● **WORK ORDER**
Report, word for word, every line of the material that contains "Your".

● **STORED DATA**
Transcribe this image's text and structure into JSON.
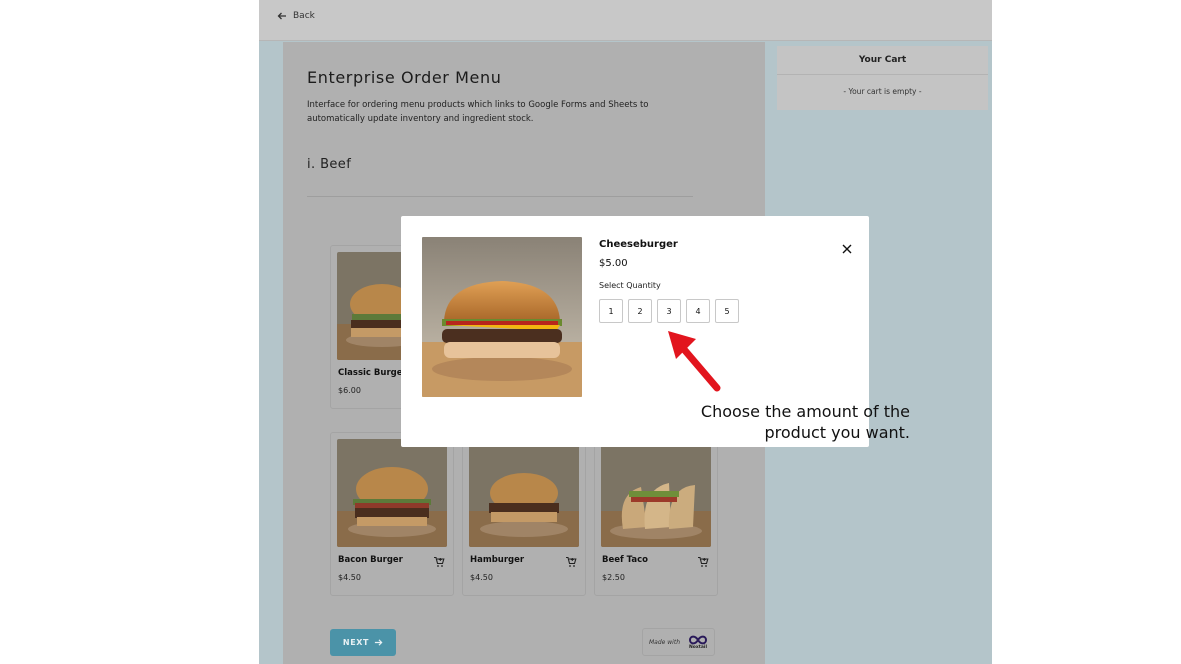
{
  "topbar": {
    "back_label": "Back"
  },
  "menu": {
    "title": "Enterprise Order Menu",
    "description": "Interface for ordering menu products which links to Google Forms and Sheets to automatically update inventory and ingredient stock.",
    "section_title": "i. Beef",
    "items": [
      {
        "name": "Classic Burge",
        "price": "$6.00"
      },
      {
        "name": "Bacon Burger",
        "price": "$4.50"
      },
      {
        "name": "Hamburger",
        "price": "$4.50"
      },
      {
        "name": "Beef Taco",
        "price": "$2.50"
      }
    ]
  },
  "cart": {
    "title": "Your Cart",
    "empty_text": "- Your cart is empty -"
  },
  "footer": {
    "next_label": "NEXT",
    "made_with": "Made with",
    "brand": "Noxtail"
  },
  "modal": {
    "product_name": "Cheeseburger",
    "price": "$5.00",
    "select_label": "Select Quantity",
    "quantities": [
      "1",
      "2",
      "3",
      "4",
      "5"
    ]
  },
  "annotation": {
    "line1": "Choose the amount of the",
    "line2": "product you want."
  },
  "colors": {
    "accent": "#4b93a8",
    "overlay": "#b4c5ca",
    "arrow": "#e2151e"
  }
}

● **OUTPUT FOR THIS TASK**
    "title": "Your Cart",
    "empty_text": "- Your cart is empty -"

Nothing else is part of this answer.